-------- Extracted information --------

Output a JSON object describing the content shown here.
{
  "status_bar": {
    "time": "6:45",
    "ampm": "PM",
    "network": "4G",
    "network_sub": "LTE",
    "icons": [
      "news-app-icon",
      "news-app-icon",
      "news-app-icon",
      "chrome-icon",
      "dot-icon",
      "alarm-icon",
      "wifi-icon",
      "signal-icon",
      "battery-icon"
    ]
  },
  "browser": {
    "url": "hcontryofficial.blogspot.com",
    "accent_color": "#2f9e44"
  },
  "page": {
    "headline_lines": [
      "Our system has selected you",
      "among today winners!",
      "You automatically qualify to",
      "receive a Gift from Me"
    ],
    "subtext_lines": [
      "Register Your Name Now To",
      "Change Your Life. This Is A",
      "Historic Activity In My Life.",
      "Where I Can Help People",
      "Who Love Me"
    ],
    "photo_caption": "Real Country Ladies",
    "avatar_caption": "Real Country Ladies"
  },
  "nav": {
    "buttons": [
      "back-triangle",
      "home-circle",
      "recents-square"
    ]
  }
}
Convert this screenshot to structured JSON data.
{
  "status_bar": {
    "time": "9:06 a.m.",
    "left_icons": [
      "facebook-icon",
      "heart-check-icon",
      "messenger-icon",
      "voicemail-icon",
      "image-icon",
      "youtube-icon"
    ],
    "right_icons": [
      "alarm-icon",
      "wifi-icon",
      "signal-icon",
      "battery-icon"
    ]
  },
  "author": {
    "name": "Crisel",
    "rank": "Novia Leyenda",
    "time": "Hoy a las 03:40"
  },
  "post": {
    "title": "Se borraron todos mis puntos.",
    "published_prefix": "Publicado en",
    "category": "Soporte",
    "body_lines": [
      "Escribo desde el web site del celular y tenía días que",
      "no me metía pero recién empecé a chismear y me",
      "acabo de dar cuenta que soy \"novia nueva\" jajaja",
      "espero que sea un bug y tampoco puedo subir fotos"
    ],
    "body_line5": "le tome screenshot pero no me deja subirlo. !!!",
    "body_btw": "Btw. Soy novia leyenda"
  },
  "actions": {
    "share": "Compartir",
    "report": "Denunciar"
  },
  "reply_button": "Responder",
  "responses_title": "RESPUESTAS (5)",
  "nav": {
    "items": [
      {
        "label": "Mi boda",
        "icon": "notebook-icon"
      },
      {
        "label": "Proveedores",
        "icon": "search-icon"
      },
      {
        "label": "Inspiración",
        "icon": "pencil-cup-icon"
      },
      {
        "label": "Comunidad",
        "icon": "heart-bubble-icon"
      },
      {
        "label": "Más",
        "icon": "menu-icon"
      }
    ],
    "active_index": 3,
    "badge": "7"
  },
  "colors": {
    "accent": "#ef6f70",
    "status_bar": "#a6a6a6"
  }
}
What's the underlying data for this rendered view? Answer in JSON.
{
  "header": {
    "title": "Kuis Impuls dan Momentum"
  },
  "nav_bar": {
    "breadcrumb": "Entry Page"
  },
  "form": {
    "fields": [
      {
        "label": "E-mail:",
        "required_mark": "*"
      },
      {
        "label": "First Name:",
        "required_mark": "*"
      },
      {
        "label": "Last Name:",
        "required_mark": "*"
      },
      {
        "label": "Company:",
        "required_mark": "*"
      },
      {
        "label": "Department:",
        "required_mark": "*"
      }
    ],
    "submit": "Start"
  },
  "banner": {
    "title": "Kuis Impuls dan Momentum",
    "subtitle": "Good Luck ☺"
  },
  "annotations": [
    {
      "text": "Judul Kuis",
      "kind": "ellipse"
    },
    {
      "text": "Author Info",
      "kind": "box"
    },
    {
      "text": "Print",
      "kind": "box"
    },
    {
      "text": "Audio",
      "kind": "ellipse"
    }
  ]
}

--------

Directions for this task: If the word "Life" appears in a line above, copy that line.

Expected output:
      "Change Your Life. This Is A",
      "Historic Activity In My Life.",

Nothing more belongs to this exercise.